As I was checking out my twitter feed I noticed that someone had posted that McDonalds now has Poutine. My first thought was – yuck, really?! So I went to their site and checked it out and yes, Poutine came to the rest of Canada this week. The reviews online are mixed, I guess it really depends on what you call food. Okay, okay, I have been known to eat my fair share of McDonalds, those greasy fries call my name after a night on the town. The hungover Heather knows that what she is eating is not ‘Real Food”.
I decided to take it one step further this afternoon and find out just what is in the new McDonalds Poutine? On the McDonalds website they list all the ingredients and nutritional information, they even go as far as to explain what some of the ingredients are…but they don’t explain what they all are. So with a little help from Google I have deconstructed the McPoutine for you. Buyer beware, if you are thinking ahhh fresh cut fries, yummy cheese curds and rich beef gravy – you will be disappointed. If however you are looking for the miracle of science you have come to the right place.

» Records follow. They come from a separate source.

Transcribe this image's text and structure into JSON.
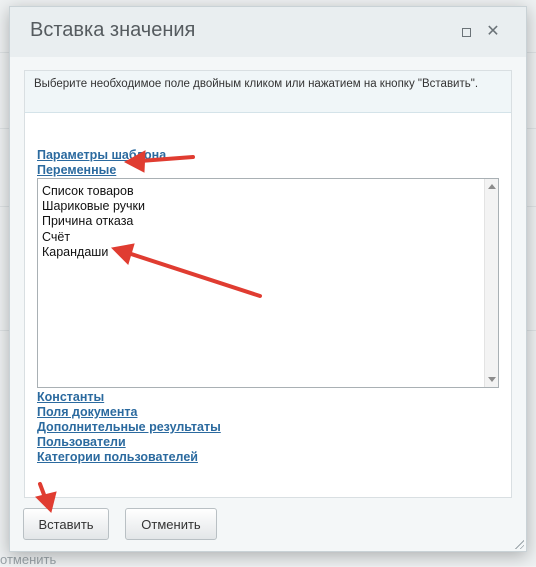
{
  "dialog": {
    "title": "Вставка значения",
    "hint": "Выберите необходимое поле двойным кликом или нажатием на кнопку \"Вставить\"."
  },
  "groups": {
    "template_params": "Параметры шаблона",
    "variables": "Переменные",
    "constants": "Константы",
    "document_fields": "Поля документа",
    "extra_results": "Дополнительные результаты",
    "users": "Пользователи",
    "user_categories": "Категории пользователей"
  },
  "variables_list": [
    "Список товаров",
    "Шариковые ручки",
    "Причина отказа",
    "Счёт",
    "Карандаши"
  ],
  "buttons": {
    "insert": "Вставить",
    "cancel": "Отменить"
  },
  "background": {
    "bottom_text": "отменить"
  },
  "icons": {
    "maximize": "maximize-icon",
    "close": "close-icon",
    "scroll_up": "chevron-up-icon",
    "scroll_down": "chevron-down-icon",
    "resize": "resize-grip-icon"
  },
  "colors": {
    "link": "#2b6a9f",
    "annotation_arrow": "#e03c31"
  }
}
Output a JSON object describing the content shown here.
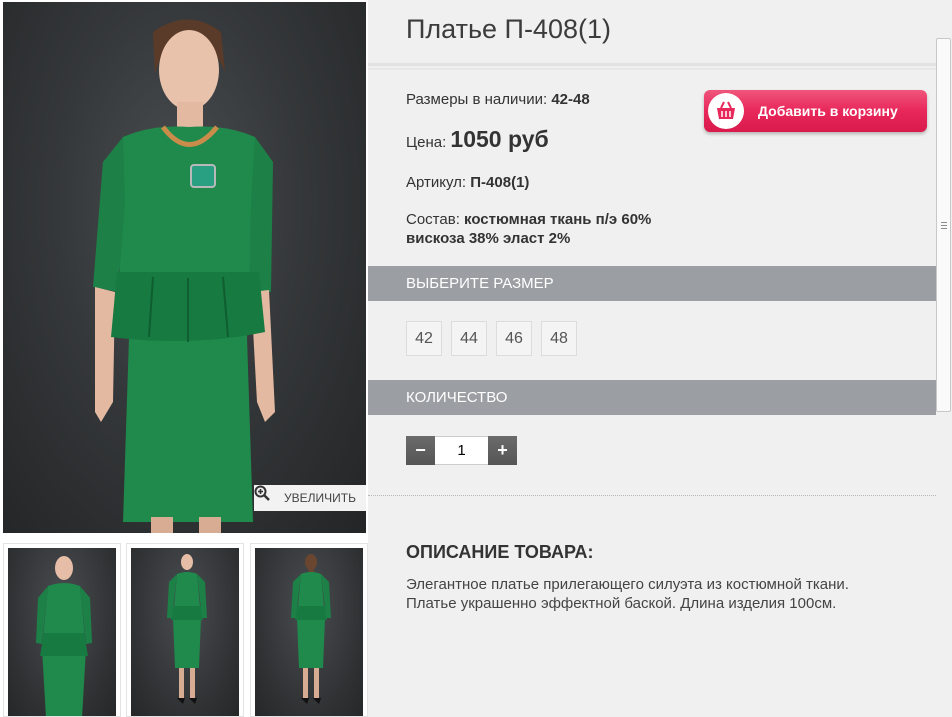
{
  "product": {
    "title": "Платье П-408(1)",
    "sizes_label": "Размеры в наличии:",
    "sizes_value": "42-48",
    "price_label": "Цена:",
    "price_value": "1050 руб",
    "article_label": "Артикул:",
    "article_value": "П-408(1)",
    "composition_label": "Состав:",
    "composition_value_line1": "костюмная ткань п/э 60%",
    "composition_value_line2": "вискоза 38% эласт 2%"
  },
  "cart_button": {
    "label": "Добавить в корзину",
    "icon": "basket-icon",
    "color": "#e8275a"
  },
  "size_section": {
    "header": "ВЫБЕРИТЕ РАЗМЕР",
    "options": [
      "42",
      "44",
      "46",
      "48"
    ]
  },
  "quantity_section": {
    "header": "КОЛИЧЕСТВО",
    "value": "1",
    "minus": "−",
    "plus": "+"
  },
  "gallery": {
    "zoom_label": "УВЕЛИЧИТЬ",
    "zoom_icon": "magnifier-plus-icon",
    "dress_color": "#1f8a4c"
  },
  "description": {
    "title": "ОПИСАНИЕ ТОВАРА:",
    "line1": "Элегантное  платье прилегающего силуэта из костюмной ткани.",
    "line2": "Платье украшенно эффектной баской. Длина изделия 100см."
  },
  "colors": {
    "section_bar": "#9b9ea2",
    "panel_bg": "#f0f0f0"
  }
}
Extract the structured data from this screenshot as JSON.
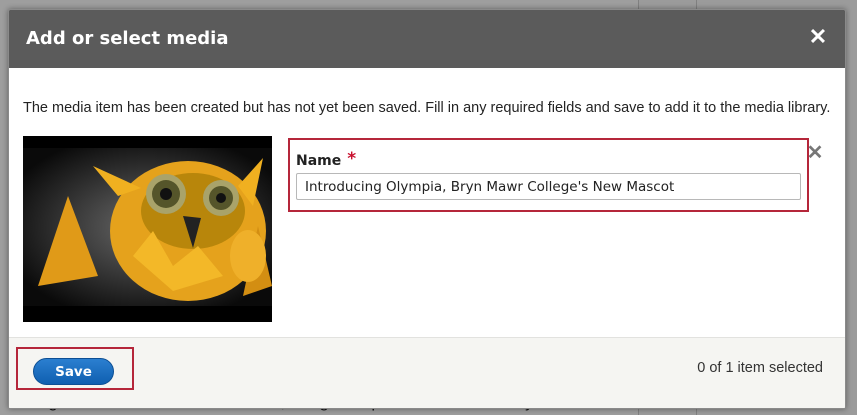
{
  "dialog": {
    "title": "Add or select media",
    "close_icon": "close-icon",
    "message": "The media item has been created but has not yet been saved. Fill in any required fields and save to add it to the media library.",
    "thumbnail_icon": "video-thumbnail-owl-mascot",
    "name_field": {
      "label": "Name",
      "required_mark": "*",
      "value": "Introducing Olympia, Bryn Mawr College's New Mascot"
    },
    "remove_icon": "remove-x-icon",
    "footer": {
      "save_label": "Save",
      "status": "0 of 1 item selected"
    }
  },
  "background": {
    "bottom_text": "assign headers to rows or columns, merge or split cells.  The action you"
  },
  "colors": {
    "titlebar": "#5b5b5b",
    "highlight": "#b5263a",
    "save_button": "#1b6fc1",
    "required": "#c8102e"
  }
}
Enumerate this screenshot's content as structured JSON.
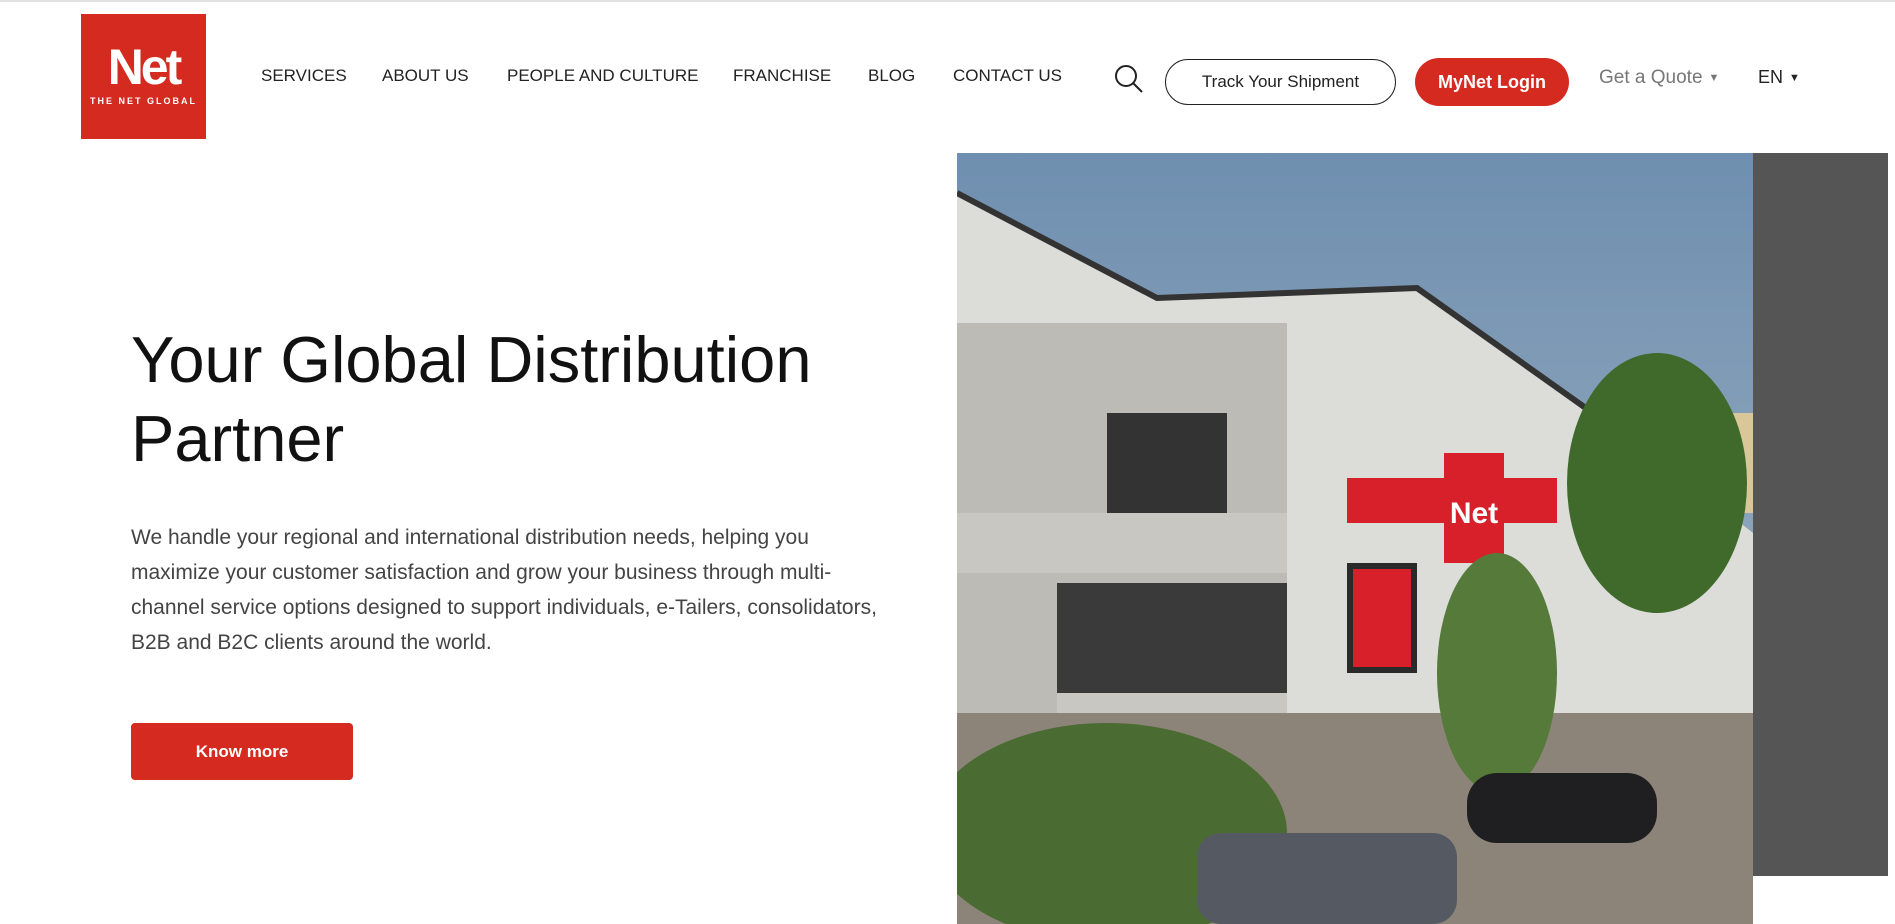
{
  "header": {
    "logo_text": "Net",
    "logo_tagline": "THE NET GLOBAL",
    "nav": [
      "SERVICES",
      "ABOUT US",
      "PEOPLE AND CULTURE",
      "FRANCHISE",
      "BLOG",
      "CONTACT US"
    ],
    "search_icon": "search-icon",
    "track_label": "Track Your Shipment",
    "login_label": "MyNet Login",
    "quote_label": "Get a Quote",
    "lang_label": "EN"
  },
  "hero": {
    "title": "Your Global Distribution Partner",
    "description": "We handle your regional and international distribution needs, helping you maximize your customer satisfaction and grow your business through multi-channel service options designed to support individuals, e-Tailers, consolidators, B2B and B2C clients around the world.",
    "cta_label": "Know more",
    "sign_text": "Net"
  },
  "colors": {
    "brand": "#d42a20",
    "panel": "#555555"
  }
}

Ingredients in Poutine
hydrogenated soybean oil – TRANS FAT
dextrose – Sugar
sodium acid pyrophosphate – is extensively used as a scald agent in products made from potatoes and sugar syrups. If your not sure what a “scald agent” is, which I wasn’t until I googled it…and now wish I hadn’t. It’s used to remove feathers from birds.
citric acid – Chemical used in everything from ice cream to foundation to binding metals.
dimethylpolysiloxane – important component in Silly Putty, yeah that’s right the same stuff that makes the putty shinny makes those fires shiny!
and cooked in vegetable oil
Salt for the Fries
silicoaluminate – Recently approved by the FDA April 1, 2012 food additive
dextrose – SUGAR
potassium iodide – MORE SALT
Cheese Curds CONTAINS: MILK
modified milk ingredients
calcium chloride – If you live in a snow-prone area, you most likely see the substance every winter in the form of the salt sprinkled on the streets and sidewalks to prevent snow and ice buildup. That’s right, the same stuff we put on our streets we are putting in our yaps!
water – Hurrah
modified corn starch – Basically SUGAR, and helps thicken
glucose solids – SUGAR
corn maltodextrin – Basically SUGAR
hydrolyzed corn protein – Hydrolyzed corn protein is water soluble, and considered to be safe in food amounts. However it is rarely used in human food consumption because of its strong, fermented taste.
modified tapioca starch – Once a whole foodstuff, it is broken down into it’s subparticles and rebuilt to be a thickening agent aka Frankinfood
high oleic sunflower oil – monounsaturated fat, and the cheapest of the bunch
autolyzed yeast extract – is often used as a less expensive substitute for MSG.
chicken broth powder
So after all of this, if you are going to eat Poutine, are you going to eat this:
Or this LaBanquise Poutine
I know which one I would choose.